GIVEN INFORMATION ->

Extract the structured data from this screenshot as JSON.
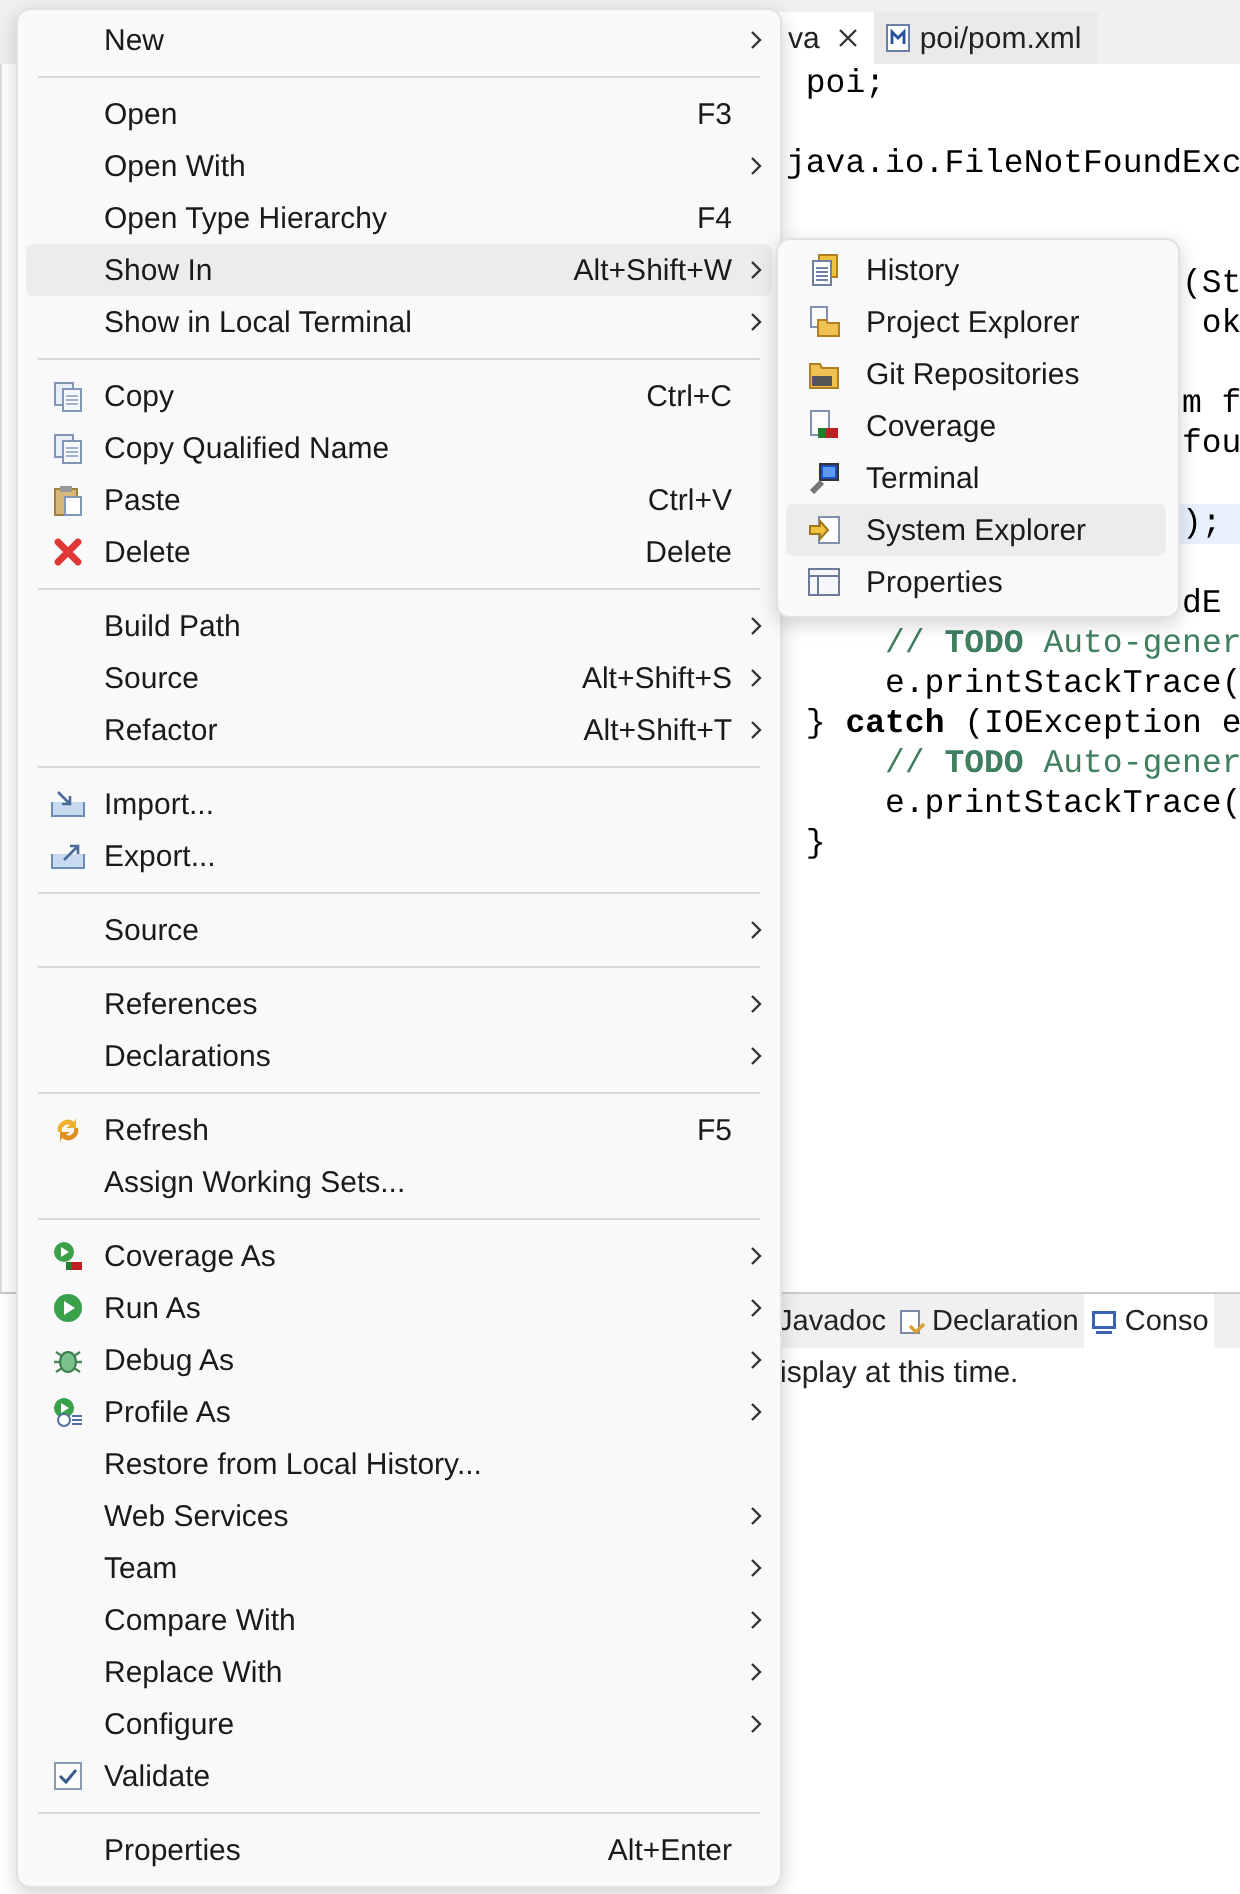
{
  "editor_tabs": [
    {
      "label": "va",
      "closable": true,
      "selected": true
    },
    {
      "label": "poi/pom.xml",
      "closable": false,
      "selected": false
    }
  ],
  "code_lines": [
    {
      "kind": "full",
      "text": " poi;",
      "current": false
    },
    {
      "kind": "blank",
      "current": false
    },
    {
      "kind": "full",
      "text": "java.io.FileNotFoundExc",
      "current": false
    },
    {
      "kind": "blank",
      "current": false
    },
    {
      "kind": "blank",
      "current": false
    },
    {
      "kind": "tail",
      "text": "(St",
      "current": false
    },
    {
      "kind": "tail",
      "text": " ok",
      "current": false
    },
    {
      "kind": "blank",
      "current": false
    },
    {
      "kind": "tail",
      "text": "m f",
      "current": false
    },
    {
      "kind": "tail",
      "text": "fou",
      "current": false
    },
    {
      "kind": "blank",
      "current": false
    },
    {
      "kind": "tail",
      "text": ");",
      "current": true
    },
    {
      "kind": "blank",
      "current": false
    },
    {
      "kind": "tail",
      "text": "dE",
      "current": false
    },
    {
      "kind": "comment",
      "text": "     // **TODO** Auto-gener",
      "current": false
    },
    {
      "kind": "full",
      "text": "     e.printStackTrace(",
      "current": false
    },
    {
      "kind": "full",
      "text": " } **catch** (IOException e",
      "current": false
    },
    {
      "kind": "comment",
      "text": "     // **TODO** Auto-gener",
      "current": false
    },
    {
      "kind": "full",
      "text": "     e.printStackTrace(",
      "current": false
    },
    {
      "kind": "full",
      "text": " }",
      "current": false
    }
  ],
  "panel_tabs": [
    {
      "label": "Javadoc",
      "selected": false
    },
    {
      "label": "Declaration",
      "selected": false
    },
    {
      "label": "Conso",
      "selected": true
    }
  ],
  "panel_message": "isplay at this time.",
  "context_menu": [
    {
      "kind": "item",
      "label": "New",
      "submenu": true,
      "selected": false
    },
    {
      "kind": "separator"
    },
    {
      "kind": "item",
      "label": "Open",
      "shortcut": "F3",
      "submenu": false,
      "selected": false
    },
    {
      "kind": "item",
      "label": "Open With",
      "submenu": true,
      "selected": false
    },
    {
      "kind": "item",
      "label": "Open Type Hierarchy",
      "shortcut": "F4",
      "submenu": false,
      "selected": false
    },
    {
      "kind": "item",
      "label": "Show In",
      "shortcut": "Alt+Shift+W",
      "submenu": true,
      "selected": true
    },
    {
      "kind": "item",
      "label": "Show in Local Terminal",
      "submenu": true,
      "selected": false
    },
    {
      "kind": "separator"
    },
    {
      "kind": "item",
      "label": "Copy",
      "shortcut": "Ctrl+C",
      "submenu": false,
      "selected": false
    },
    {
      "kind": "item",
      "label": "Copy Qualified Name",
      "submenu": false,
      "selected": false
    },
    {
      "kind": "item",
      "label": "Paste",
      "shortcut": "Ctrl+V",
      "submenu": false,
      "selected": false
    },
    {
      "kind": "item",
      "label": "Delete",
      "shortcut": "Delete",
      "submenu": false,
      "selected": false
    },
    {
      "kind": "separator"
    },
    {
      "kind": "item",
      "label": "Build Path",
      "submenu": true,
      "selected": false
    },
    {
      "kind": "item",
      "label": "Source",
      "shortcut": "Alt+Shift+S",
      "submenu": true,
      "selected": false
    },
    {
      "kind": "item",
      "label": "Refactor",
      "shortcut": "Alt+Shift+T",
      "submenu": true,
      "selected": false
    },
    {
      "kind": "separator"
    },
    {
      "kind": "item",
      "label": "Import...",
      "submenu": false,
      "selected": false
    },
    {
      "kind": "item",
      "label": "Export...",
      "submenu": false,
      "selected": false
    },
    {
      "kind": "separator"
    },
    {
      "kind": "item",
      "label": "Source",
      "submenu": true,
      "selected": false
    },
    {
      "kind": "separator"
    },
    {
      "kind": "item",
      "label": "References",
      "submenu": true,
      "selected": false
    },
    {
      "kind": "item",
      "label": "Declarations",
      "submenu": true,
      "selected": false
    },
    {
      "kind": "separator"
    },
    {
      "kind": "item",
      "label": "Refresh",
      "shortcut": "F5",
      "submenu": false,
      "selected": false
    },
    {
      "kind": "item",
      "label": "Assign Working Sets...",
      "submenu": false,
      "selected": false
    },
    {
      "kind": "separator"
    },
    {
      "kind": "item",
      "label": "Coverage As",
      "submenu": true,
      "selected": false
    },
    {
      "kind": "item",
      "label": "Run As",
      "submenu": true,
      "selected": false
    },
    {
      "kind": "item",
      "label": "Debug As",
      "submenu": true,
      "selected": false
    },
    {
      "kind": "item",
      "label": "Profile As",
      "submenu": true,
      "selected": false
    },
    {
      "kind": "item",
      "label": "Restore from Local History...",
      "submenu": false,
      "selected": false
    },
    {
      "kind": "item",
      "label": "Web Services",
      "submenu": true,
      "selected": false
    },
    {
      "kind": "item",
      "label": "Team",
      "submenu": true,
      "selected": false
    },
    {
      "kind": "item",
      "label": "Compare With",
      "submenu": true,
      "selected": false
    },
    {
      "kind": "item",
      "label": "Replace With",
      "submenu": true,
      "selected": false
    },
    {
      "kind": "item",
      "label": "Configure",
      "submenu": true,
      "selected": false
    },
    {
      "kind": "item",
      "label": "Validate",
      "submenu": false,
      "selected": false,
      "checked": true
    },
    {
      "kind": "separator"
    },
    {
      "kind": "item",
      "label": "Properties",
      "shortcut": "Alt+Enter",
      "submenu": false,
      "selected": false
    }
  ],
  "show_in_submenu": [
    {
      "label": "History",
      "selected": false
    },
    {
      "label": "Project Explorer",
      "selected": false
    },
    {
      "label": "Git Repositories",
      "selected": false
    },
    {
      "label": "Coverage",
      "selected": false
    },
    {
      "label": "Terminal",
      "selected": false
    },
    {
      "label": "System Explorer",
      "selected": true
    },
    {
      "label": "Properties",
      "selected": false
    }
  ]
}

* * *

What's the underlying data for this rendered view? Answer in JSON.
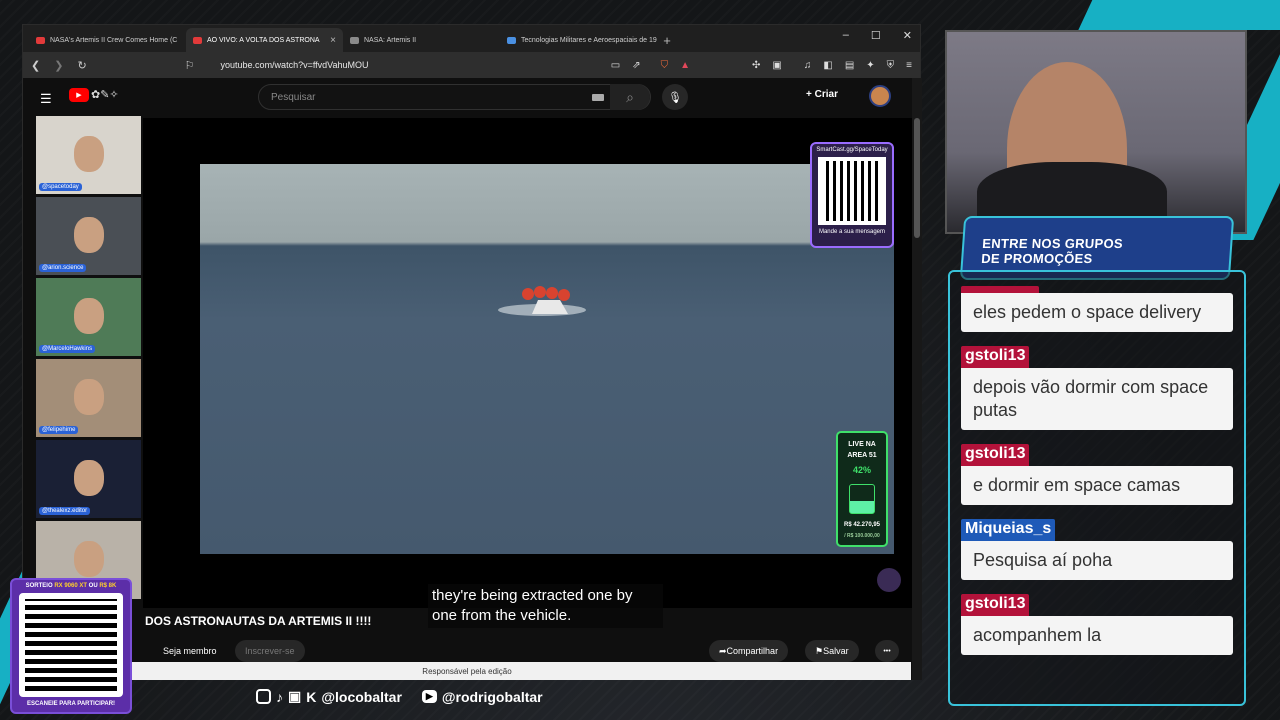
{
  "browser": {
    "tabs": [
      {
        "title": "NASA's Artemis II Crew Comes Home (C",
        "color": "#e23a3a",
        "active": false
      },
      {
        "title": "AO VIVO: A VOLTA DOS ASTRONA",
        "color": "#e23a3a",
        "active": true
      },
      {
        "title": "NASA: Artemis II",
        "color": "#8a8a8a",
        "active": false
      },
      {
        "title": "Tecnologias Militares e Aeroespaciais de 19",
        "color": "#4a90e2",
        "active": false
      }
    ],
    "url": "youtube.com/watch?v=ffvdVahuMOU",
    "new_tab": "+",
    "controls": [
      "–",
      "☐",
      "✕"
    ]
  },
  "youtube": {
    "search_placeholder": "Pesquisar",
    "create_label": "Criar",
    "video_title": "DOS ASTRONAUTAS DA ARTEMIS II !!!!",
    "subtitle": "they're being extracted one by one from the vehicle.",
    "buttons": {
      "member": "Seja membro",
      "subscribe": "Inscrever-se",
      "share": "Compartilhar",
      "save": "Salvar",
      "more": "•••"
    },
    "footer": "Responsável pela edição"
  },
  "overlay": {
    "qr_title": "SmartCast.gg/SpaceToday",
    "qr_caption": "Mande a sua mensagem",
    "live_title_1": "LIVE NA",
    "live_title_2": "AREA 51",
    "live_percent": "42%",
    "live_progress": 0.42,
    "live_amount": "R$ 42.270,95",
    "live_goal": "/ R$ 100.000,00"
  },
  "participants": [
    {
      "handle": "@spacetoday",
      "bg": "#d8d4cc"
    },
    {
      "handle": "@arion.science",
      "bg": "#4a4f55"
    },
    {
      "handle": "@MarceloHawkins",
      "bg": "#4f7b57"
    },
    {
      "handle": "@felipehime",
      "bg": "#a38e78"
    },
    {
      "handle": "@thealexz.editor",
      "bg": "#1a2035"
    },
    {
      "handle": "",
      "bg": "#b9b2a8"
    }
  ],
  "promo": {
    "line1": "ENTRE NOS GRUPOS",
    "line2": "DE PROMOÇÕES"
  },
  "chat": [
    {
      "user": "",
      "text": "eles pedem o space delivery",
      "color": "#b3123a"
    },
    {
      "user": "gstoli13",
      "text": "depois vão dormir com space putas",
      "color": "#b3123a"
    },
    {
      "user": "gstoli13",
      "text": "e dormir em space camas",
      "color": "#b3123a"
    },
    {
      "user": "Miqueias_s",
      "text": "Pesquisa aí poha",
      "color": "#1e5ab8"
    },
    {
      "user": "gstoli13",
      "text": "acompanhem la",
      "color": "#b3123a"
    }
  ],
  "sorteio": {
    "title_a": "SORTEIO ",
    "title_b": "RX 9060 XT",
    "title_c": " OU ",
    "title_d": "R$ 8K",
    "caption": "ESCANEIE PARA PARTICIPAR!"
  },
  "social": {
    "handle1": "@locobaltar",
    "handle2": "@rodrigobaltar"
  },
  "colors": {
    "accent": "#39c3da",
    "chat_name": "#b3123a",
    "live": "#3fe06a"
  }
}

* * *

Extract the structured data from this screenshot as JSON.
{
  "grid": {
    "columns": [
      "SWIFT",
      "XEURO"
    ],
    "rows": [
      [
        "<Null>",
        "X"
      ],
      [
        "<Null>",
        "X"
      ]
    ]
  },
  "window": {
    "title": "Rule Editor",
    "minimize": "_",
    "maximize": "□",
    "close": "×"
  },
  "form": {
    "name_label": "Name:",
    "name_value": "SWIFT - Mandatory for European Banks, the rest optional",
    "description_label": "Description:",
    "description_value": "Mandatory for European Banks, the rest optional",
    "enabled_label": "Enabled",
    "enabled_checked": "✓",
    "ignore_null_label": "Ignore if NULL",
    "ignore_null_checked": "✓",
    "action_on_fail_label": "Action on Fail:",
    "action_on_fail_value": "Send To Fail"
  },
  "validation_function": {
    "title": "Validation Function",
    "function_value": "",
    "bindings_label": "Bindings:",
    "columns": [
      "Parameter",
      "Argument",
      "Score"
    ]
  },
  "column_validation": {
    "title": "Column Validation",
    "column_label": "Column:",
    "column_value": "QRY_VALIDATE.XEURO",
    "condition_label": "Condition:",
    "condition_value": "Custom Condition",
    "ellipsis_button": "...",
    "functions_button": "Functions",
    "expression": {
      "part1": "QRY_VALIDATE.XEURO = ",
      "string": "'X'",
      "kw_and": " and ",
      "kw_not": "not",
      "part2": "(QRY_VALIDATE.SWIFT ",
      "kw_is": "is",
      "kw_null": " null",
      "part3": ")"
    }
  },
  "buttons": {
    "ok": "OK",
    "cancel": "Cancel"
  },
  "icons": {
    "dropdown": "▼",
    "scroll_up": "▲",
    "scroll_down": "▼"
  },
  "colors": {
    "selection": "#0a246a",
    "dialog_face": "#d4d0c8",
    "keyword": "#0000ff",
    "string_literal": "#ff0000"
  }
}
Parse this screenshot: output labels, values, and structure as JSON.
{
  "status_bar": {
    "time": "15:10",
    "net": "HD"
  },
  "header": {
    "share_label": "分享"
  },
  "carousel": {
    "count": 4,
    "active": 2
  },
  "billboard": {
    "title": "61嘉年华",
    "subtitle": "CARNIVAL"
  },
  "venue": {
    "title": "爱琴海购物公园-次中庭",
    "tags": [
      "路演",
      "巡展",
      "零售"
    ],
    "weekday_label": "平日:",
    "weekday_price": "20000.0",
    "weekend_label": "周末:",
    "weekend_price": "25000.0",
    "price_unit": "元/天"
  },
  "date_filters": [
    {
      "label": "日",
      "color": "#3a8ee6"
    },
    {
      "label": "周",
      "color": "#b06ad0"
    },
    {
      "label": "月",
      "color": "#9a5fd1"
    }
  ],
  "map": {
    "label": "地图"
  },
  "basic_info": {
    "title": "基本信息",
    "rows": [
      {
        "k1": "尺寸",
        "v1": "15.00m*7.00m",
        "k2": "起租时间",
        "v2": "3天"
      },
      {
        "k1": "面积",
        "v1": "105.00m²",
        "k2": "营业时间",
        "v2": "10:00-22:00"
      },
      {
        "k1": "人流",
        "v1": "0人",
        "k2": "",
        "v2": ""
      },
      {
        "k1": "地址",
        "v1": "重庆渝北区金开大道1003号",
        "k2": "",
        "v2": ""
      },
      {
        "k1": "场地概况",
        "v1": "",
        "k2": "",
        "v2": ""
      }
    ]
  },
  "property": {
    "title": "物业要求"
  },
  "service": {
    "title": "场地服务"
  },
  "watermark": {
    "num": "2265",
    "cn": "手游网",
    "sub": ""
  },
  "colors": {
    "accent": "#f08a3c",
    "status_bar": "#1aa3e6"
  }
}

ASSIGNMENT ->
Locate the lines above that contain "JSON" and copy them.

RESULT BELOW ->
Extract the structured data from this screenshot as JSON.
What's the underlying data for this rendered view? Answer in JSON.
Extract the structured data from this screenshot as JSON.
Parse this screenshot: output labels, values, and structure as JSON.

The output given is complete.